It was great to be part of the first National Youth Ministry Weekend in Birmingham this weekend. I came away in equal parts encouraged and challenged. Here are three reasons for each.

I am encouraged:

  • By the sheer quality and commitment of the people involved in youth ministry in the UK and beyond. The speaking team for the weekend was excellent – highlights included the penetrating analysis of Kenda Creasy Dean from Princeton and the slam-poet style delivery of Miriam Swaffield from Fusion – but it wasn’t just the big hitters who scored. The overall level of engagement and exchange was deep and reflective, driven by a very real willingness to acknowledge the challenges facing young people and at the same time by a faith that believes them surmountable.
  • By the gender balance, both of the speaking team and of the participants. Youth ministry has always been a step ahead of the wider church on this, but this seemed a particularly positive aspect of this weekend.
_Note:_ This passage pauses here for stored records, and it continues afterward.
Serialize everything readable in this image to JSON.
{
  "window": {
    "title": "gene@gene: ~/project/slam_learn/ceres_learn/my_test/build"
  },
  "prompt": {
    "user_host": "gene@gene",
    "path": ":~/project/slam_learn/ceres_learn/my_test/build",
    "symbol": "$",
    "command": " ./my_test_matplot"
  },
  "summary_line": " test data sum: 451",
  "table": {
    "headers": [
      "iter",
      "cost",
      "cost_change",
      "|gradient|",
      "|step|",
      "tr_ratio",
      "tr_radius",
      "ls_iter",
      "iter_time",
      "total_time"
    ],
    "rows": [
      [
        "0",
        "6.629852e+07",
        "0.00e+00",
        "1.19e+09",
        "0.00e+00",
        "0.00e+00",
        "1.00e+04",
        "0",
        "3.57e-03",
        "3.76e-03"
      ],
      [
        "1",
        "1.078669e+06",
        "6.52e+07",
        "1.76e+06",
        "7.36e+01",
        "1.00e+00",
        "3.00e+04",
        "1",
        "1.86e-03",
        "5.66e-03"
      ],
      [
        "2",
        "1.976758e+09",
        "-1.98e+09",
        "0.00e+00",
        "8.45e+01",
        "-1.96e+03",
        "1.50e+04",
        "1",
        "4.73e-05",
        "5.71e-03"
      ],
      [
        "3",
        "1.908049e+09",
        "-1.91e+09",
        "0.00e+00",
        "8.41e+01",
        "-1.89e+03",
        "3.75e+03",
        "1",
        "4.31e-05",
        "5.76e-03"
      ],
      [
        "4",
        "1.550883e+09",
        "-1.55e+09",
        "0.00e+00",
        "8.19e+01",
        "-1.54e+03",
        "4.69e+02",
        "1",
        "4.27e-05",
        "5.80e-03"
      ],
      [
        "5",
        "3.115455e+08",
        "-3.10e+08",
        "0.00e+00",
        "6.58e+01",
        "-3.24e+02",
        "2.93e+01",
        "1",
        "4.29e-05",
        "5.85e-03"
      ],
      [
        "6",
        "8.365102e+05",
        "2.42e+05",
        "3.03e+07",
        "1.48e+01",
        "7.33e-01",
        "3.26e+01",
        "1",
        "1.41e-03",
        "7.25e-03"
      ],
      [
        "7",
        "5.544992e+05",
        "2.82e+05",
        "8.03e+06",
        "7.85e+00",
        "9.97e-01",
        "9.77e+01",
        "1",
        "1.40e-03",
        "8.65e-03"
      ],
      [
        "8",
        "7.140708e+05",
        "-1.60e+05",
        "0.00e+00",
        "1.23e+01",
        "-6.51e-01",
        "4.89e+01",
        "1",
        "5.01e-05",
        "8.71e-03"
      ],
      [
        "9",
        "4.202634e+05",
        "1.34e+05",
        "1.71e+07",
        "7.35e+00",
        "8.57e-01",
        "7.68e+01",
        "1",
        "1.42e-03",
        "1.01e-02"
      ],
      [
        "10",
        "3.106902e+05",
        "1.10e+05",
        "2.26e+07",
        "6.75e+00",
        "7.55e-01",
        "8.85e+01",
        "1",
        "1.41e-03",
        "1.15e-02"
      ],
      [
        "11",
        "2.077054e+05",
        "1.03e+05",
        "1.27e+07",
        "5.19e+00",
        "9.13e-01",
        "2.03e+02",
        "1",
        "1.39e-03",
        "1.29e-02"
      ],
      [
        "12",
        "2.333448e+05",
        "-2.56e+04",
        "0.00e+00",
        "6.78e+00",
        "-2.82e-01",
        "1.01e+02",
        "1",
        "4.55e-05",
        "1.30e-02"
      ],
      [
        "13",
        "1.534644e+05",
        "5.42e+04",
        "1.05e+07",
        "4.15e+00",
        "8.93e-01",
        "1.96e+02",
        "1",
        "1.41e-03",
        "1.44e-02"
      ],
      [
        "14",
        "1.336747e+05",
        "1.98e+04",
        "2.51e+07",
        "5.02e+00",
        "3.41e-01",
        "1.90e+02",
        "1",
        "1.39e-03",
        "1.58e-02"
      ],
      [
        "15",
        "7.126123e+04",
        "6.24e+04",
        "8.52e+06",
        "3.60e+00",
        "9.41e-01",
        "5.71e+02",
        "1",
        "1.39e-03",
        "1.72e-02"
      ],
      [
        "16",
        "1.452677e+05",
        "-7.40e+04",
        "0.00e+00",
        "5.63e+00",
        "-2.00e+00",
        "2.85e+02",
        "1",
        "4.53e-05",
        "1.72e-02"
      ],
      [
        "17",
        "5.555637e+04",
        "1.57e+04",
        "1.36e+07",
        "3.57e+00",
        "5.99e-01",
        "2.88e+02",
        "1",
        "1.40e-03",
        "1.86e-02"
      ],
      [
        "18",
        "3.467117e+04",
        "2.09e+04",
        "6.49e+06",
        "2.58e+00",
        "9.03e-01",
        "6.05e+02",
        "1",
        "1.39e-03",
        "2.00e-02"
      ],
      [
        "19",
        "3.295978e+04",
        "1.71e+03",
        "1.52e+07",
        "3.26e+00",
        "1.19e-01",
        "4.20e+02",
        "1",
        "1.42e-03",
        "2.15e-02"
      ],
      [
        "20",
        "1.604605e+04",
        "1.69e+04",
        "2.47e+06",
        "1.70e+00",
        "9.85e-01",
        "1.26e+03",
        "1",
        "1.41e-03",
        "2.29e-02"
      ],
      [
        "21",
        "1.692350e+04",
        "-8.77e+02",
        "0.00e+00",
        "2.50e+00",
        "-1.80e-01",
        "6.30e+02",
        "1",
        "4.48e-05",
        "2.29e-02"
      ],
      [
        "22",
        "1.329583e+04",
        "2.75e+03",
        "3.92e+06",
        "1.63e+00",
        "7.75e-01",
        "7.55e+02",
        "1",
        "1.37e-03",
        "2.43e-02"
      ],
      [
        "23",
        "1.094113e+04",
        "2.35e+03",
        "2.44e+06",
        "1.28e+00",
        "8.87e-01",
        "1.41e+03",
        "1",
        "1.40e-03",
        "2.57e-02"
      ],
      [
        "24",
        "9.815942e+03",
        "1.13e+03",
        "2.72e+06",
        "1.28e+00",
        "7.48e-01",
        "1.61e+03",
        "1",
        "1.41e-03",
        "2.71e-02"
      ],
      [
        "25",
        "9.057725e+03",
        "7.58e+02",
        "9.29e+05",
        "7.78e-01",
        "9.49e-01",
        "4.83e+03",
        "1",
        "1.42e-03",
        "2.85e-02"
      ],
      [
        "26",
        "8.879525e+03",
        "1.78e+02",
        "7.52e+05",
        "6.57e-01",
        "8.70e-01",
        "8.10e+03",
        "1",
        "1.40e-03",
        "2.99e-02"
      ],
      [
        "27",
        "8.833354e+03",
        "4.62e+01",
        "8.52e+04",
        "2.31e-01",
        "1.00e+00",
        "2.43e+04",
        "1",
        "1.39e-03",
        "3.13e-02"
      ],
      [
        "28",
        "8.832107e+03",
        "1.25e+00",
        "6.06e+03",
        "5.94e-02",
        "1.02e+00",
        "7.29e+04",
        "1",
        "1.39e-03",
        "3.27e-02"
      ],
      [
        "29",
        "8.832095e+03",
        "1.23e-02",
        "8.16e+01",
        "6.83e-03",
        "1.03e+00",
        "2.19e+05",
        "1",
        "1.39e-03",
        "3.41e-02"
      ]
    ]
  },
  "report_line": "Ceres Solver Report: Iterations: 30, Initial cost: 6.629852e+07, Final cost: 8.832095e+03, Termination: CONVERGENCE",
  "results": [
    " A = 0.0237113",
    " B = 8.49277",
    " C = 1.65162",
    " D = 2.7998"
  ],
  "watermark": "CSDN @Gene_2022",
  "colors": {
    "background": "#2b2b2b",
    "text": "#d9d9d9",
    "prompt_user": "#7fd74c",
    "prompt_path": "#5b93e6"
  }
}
Not only because there were women on the platform, but because they were so good, and brought such authority to the event. And not only because we talked as much about girls as guys, but because we did so with real sensitivity to the issues involved.
  • By a very deep sense of God’s reckless love informing both the worship and the content of the weekend. Love for us, as leaders in ministry, and love for those we seek to lead. There was a notable and welcome emphasis on the mental health needs of young people and of those who work with them, and an encouraging level of honesty. Beneath this, though, there was a heartfelt confidence in the goodness of God, and an underlying belief that the foundation of all ministry to young people is the fact that their maker loves them with an irrepressible, irrational passion.

I am challenged:

  • Because I am not convinced that these values are reflected to the same degree in the leadership structures of many of the churches that employ these same youth ministry leaders. I could be wrong here, and I will be the first to rejoice if proven so, but I have a hunch that the willingness of these (mostly) young leaders to be led by love and to follow the Holy Spirit into the new shapes he has for our churches may ultimately clash with the job descriptions they have been given, too many of which involve recruiting young people into structure that most of us strongly suspect are failing.
  • Because I fear, as a result of this, that some of the dreams and visions released on a weekend such as this are going to be smothered at birth – and the leaders who carry them are going to face disappointment. A clear challenge was issued over the weekend to release the new generations as architects of the new structures God is bringing to birth. Will that challenge be heard beyond the conference halls of this and similar events? Will it reach the ecclesial corridors of power? We can but hope.
  • Because I want to see more of this. More conversations about the future of our churches. More opportunities to equip and release those who in turn will equip and release others. More moments of complete surrender where we are fully aware of the pain and sweat that surrender will bring us. My greatest concern is that in the face of the immense and accelerated social changes rocking our world, we are not doing enough and we are not doing it fast enough. Despite several painful decades of being aware of the trouble we’re in, we persist in maintaining structures and ideas that simply won’t carry into our future. Our attitude to social change is very similar to our response to climate change: we say it matters but we live as if it doesn’t.

My response to this odd cocktail of encouragement and challenge is to redouble my engagement with reformation and renewal, working hand in hand with all those committed to the same journey. Playtime’s over, folks… time to get real.